So Josias manages to ingratiate himself with god, but his people still go down in the books as a bunch of unrepentant sinners and it gets so bad that god has to send Pharaoh in to attack a place called Carchamis upon Euphrates. Josias meets him on the field, and Pharaoh is confused, because his beef is with the river. Also, god is on his side, so Josias coming out to fight is not going to end well.

But Josias persists, because Jeremy predicted this, and the princes come and attack him, and eventually he leaves with his servants, but in this case he actually dies when he gets home, and people actually mourn him.

Next comes his son Joachaz, who is 23 and he only lasts 3 months before the Egyptians depose him. Either he imposed a property tax before he was deposed, or the Egyptians impose a property tax after they depose him, the text isn't clear. And they put someone called Joacim on the throne and try to bond him and the other nobles to them to keep them under control. Joacim is 25, but appears to be as stupid as Joachaz, because he's evil. This time the Babylonians step in and arrest him, along with the holy vessels of the lord.

Then another Joacim, who is somehow the 18 year old son of the first one, becomes king, but he's also evil, so he only lasts 3 months before the Babylonians arrest him as well.

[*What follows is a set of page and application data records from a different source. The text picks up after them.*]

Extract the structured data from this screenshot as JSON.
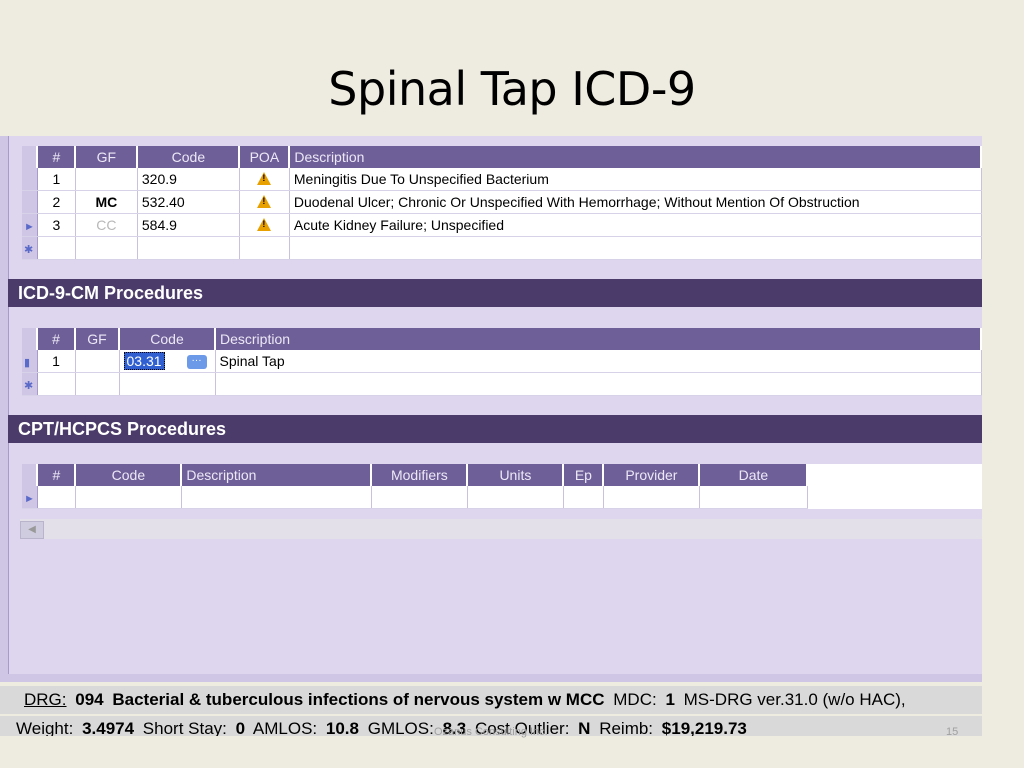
{
  "slide": {
    "title": "Spinal Tap ICD-9",
    "watermark": "Ozanus Consulting Inc.",
    "page_number": "15"
  },
  "diagnoses": {
    "headers": {
      "num": "#",
      "gf": "GF",
      "code": "Code",
      "poa": "POA",
      "description": "Description"
    },
    "rows": [
      {
        "num": "1",
        "gf": "",
        "code": "320.9",
        "poa_icon": "warning-icon",
        "description": "Meningitis Due To Unspecified Bacterium"
      },
      {
        "num": "2",
        "gf": "MC",
        "code": "532.40",
        "poa_icon": "warning-icon",
        "description": "Duodenal Ulcer; Chronic Or Unspecified With Hemorrhage; Without Mention Of Obstruction"
      },
      {
        "num": "3",
        "gf": "CC",
        "code": "584.9",
        "poa_icon": "warning-icon",
        "description": "Acute Kidney Failure; Unspecified"
      }
    ]
  },
  "icd_procedures": {
    "title": "ICD-9-CM Procedures",
    "headers": {
      "num": "#",
      "gf": "GF",
      "code": "Code",
      "description": "Description"
    },
    "rows": [
      {
        "num": "1",
        "gf": "",
        "code": "03.31",
        "description": "Spinal Tap"
      }
    ]
  },
  "cpt_procedures": {
    "title": "CPT/HCPCS Procedures",
    "headers": {
      "num": "#",
      "code": "Code",
      "description": "Description",
      "modifiers": "Modifiers",
      "units": "Units",
      "ep": "Ep",
      "provider": "Provider",
      "date": "Date"
    }
  },
  "drg": {
    "label": "DRG:",
    "number": "094",
    "description": "Bacterial & tuberculous infections of nervous system w MCC",
    "mdc_label": "MDC:",
    "mdc": "1",
    "version": "MS-DRG ver.31.0 (w/o HAC),"
  },
  "metrics": {
    "weight_label": "Weight:",
    "weight": "3.4974",
    "short_stay_label": "Short Stay:",
    "short_stay": "0",
    "amlos_label": "AMLOS:",
    "amlos": "10.8",
    "gmlos_label": "GMLOS:",
    "gmlos": "8.3",
    "cost_outlier_label": "Cost Outlier:",
    "cost_outlier": "N",
    "reimb_label": "Reimb:",
    "reimb": "$19,219.73"
  }
}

The Babylonians install one Zedechias on the throne, who is 21. He somehow lasts 11 years despite being evil and ignoring Jeremy, who, to be fair, mostly talks about how god is going to kill us all if we don't circumcise our ears. The Babylonian king makes him swear fealty, but he rebels. He's not the only bad guy, the priests and government are also bad and defile the temple. But god wants them back and refrains from killing them all as a sign of his mercy. All they do in response is make fun of the prophets. Eventually god's patience wears thin and he sends the king of the Chaldees along to attack the Israelites, and they kill basically everyone everywhere, even in the temple, and they steal even more of the treasures and burn down the temple as well as Jerusalem. They take the survivors to Babylon and make them slaves for 70 years until the Persians come along.